Recovery from drug addiction is best defined by the new life that you create in place of the old one. In other words, it is not so much about quitting the drugs themselves (although obviously this is necessary), but it is more about what you are going to replace all of that with.
Traditional recovery has a solution for this: you replace it with the 12 step program and the fellowship that goes along with it. This works great for some people and not so well for others. In fact, it actually fails for the majority of people who try it out. But it is still a solid support system and it is widespread and it is free, so it is still worth a shot. For most people, 12 step recovery makes a good starting point for their recovery.
The real test of long term recovery is in fighting complacency and not returning to your drug of choice some day. This is tricky over long periods of time because complacency can set it and we can get a bit lazy in our defense against addiction. It is easy to be lulled into a false sense of security while we are living in recovery, and we think that we have made enough growth and enough progress to be protected from relapse. The truth is that we are never done growing and learning, and this is the whole key to long term recovery.
If you look at the successful examples of recovery–people who have stayed clean and sober for multiple years of recovery–they are always pushing themselves to grow and to learn new things. They are actively seeking new growth experiences. This is the whole key to recovery. If you become stagnant, you risk relapse. If you keep pushing for growth, you remain protected from addiction.
What happens in traditional recovery a lot is that people become complacent. They focus there is usually on spiritual growth, and so people limit themselves to how they will grow in recovery. This is a huge mistake, and cuts people off from experiencing growth in other areas of their life. For example, people who embrace vigorous daily exercise in their lives tend to do really, really well in long term recovery.
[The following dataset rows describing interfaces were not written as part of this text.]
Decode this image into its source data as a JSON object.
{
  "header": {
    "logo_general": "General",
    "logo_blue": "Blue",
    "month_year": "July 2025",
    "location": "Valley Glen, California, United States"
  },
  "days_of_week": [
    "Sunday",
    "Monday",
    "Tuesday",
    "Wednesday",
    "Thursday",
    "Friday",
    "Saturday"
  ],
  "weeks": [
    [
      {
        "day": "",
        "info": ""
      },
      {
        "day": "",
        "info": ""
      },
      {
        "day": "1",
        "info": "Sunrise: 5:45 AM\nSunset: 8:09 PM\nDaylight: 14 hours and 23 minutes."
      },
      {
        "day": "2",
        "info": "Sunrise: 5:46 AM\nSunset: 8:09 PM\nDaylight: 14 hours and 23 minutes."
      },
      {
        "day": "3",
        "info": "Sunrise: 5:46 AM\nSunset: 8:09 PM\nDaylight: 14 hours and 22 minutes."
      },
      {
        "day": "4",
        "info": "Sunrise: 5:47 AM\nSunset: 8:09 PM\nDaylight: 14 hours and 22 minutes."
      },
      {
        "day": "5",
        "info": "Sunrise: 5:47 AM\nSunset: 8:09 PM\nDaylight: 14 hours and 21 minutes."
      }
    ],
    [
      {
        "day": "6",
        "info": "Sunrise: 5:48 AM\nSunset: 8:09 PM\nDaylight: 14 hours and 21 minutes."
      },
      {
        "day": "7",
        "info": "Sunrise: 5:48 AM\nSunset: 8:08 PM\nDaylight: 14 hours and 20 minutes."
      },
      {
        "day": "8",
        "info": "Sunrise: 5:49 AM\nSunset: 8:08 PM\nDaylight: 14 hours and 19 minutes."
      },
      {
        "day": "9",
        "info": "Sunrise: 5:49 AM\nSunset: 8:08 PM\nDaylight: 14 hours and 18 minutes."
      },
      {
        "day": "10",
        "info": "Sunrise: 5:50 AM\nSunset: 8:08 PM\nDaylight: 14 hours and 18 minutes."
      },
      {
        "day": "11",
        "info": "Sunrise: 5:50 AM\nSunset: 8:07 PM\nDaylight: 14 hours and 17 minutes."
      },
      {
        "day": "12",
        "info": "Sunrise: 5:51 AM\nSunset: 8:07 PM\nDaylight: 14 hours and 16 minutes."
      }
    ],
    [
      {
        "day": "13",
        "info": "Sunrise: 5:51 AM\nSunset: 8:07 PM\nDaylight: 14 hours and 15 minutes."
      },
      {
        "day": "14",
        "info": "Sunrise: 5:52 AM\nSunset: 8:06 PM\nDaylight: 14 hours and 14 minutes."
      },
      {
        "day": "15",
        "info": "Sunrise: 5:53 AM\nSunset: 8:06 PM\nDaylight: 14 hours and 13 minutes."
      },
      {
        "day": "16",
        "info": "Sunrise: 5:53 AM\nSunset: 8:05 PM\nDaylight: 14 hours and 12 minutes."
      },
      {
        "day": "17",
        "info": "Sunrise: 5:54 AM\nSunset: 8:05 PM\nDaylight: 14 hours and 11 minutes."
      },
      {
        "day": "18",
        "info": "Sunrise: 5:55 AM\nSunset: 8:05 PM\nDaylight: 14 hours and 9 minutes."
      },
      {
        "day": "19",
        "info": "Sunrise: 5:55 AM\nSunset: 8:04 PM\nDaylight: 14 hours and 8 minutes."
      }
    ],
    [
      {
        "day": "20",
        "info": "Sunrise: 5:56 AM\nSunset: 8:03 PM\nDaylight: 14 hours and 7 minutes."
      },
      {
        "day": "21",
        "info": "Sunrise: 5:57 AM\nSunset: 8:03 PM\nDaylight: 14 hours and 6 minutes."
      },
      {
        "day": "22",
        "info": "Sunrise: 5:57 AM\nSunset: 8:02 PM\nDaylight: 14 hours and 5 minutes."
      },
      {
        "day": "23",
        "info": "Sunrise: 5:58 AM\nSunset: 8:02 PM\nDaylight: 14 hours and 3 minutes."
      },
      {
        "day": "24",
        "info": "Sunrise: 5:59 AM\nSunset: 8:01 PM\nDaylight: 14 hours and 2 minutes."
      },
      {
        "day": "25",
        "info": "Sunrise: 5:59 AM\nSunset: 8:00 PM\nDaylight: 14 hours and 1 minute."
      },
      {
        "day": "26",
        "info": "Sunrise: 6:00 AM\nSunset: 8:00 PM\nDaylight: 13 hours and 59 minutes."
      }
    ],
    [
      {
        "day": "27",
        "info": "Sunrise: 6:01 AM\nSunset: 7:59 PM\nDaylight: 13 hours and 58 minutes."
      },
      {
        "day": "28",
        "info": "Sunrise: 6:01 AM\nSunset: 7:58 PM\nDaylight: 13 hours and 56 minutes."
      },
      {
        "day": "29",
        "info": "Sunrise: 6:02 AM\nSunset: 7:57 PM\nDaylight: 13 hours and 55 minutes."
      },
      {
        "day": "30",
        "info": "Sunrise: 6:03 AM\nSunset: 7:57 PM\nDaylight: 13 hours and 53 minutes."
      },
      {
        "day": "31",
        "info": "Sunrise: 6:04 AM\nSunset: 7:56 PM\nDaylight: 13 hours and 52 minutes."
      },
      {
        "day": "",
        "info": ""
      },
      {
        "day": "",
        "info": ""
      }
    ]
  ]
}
This is a hugely underestimated part of recovery that traditional programs completely overlook. It is only through a mindset of holistic growth that people will see this as being truly beneficial to their sobriety.